### Task brief
State how many lines of the entries hold the string "Activate", and nothing more.

BEGIN Available data

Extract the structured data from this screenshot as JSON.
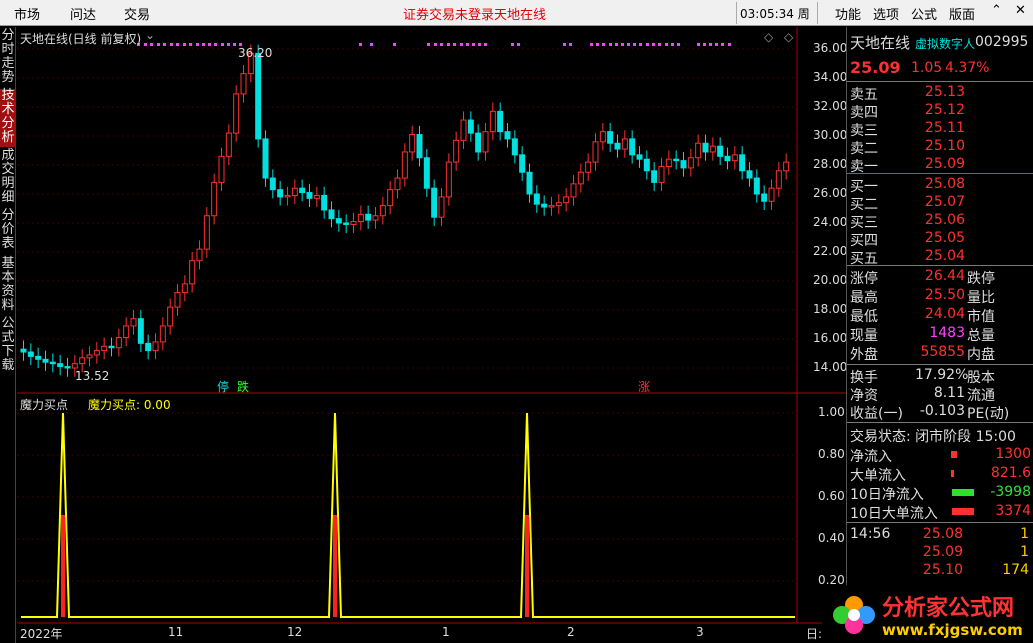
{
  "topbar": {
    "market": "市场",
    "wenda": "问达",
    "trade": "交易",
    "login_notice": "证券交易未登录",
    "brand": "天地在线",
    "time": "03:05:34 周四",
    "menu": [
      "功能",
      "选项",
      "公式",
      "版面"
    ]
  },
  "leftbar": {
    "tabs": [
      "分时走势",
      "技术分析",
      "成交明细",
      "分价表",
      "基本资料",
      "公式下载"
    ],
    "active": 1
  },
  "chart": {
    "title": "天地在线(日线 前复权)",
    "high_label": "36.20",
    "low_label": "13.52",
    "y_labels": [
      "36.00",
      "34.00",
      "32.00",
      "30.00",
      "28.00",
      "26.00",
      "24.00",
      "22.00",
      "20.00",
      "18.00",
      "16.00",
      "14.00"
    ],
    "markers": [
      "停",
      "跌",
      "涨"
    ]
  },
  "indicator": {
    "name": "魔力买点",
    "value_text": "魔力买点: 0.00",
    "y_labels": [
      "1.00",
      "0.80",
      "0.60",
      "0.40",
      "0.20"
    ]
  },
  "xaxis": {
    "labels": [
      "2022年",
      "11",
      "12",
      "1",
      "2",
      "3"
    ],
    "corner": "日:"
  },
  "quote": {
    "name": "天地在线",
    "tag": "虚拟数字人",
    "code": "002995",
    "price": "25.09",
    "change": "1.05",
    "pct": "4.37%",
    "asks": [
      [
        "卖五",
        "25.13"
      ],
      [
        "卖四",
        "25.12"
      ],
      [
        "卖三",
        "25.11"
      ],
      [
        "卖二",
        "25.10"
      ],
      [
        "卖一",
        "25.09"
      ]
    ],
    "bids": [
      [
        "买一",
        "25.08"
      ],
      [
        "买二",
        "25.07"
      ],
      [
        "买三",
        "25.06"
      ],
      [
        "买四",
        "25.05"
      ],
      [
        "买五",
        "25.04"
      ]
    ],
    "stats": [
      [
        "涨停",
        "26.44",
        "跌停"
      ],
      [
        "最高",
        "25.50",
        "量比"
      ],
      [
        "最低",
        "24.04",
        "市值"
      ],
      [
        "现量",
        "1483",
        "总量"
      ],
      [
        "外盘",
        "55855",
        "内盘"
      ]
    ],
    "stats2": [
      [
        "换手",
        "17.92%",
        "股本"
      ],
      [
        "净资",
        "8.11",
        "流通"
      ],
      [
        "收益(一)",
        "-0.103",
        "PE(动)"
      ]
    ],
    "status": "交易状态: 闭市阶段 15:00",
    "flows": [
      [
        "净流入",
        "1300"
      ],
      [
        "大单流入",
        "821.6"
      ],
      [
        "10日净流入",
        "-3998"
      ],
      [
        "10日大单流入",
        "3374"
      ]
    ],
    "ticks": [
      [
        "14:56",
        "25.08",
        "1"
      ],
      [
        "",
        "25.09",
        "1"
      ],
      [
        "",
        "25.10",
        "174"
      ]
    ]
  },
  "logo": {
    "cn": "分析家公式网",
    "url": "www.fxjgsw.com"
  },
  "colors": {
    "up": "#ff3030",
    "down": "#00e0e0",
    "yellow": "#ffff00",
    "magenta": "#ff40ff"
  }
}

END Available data
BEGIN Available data

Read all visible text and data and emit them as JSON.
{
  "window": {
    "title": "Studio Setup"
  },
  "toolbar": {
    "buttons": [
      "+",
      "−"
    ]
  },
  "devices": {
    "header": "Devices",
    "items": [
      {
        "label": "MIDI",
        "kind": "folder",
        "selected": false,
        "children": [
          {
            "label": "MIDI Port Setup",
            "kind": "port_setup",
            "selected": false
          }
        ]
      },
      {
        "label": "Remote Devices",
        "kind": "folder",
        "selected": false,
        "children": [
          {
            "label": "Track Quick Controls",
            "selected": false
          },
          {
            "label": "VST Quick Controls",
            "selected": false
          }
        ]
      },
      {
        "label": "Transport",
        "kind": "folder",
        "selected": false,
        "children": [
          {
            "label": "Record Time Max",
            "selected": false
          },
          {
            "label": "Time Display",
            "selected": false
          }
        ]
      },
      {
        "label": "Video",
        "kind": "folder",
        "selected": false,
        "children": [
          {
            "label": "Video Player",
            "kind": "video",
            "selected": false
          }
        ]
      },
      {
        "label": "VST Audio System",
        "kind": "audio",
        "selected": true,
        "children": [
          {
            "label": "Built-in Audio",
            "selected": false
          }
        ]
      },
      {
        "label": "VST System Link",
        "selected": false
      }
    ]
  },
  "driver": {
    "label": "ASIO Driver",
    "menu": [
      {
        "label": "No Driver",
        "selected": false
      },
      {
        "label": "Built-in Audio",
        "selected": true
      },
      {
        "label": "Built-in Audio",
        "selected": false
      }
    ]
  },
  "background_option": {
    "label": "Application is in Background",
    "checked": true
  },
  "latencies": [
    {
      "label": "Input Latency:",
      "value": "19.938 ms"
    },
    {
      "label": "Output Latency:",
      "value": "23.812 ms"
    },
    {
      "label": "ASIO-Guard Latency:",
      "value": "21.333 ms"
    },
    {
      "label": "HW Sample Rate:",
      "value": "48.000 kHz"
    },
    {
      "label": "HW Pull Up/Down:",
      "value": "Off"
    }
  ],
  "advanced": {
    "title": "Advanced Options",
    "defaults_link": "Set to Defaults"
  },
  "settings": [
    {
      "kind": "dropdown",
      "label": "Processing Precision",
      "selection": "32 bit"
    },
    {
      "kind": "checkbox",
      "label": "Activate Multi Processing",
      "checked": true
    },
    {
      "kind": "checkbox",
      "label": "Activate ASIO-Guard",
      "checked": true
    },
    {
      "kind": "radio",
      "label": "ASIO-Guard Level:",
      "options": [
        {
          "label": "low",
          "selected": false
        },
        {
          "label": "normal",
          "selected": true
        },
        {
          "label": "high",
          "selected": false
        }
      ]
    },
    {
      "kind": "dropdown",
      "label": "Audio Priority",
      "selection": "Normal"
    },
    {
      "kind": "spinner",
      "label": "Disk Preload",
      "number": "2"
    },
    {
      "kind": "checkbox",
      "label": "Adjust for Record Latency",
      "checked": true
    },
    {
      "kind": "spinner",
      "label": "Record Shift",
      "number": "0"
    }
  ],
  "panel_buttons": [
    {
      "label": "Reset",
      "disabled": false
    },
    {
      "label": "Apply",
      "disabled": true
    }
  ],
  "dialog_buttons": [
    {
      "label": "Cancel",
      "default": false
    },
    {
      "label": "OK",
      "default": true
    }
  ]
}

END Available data
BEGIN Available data

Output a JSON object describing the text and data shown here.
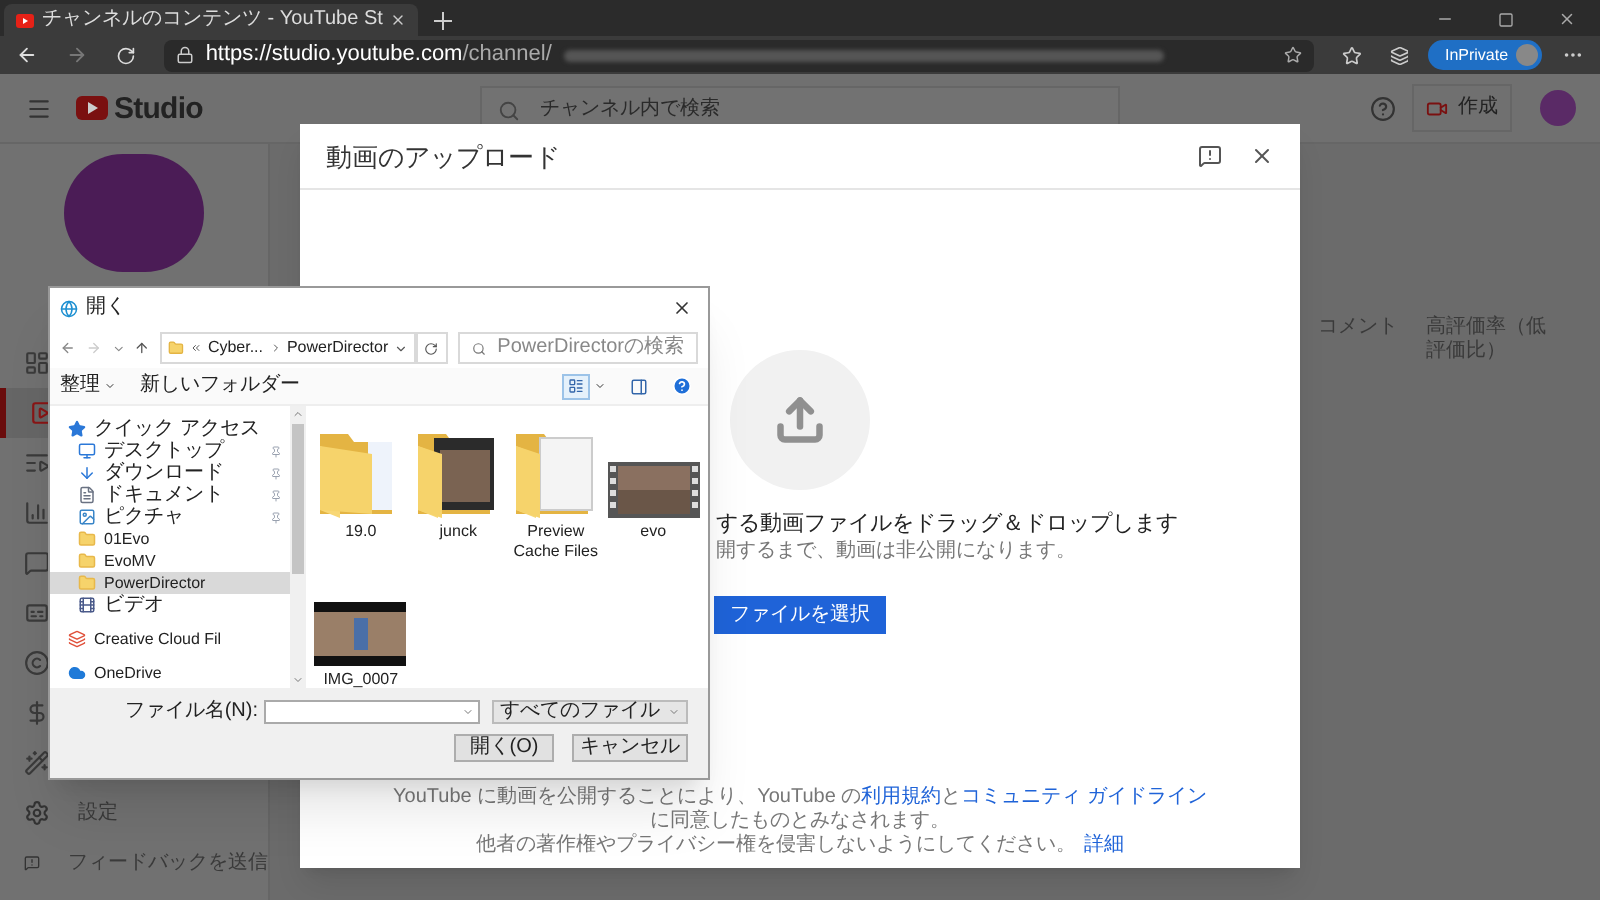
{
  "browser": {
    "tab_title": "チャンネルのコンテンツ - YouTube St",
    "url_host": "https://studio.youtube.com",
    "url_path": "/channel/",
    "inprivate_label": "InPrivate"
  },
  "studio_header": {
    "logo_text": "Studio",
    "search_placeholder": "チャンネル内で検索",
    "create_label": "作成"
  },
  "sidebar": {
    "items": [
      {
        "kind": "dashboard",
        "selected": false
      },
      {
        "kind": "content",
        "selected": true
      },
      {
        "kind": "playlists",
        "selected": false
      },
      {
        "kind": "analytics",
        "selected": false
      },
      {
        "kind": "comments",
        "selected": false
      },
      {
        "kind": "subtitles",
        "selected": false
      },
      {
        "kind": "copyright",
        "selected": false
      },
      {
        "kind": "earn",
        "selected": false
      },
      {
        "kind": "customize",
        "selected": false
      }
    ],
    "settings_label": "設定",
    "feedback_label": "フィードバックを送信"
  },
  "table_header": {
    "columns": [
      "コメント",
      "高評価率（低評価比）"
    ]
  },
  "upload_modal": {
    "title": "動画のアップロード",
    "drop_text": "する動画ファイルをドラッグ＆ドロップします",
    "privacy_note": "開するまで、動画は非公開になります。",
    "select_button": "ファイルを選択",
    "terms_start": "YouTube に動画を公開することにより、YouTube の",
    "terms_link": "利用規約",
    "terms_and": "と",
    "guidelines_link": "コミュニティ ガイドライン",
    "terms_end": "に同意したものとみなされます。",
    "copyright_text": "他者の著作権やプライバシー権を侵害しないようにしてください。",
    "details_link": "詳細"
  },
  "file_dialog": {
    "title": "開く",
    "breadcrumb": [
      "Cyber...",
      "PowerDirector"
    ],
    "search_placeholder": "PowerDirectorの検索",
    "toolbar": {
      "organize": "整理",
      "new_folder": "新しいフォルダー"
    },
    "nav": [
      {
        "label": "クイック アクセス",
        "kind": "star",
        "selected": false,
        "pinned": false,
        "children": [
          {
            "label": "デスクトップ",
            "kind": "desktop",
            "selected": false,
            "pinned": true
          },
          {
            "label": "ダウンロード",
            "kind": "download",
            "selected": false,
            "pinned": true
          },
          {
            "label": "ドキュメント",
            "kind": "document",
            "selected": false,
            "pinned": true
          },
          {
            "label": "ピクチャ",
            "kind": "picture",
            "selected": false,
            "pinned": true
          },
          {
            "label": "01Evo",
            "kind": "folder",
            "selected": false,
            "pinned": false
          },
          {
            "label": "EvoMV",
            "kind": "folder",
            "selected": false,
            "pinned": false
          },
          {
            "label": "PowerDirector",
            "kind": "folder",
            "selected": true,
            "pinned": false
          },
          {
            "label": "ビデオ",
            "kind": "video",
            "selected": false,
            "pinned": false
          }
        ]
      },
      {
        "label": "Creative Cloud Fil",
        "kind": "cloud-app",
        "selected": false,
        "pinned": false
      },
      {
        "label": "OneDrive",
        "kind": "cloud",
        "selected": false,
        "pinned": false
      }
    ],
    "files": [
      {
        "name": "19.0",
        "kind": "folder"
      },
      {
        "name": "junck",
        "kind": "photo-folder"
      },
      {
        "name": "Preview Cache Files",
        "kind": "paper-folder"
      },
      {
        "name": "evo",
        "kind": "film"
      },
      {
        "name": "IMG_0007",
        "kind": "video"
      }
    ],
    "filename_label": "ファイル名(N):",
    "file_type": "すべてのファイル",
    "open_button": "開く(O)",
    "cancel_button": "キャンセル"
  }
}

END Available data

### Finished exercise
2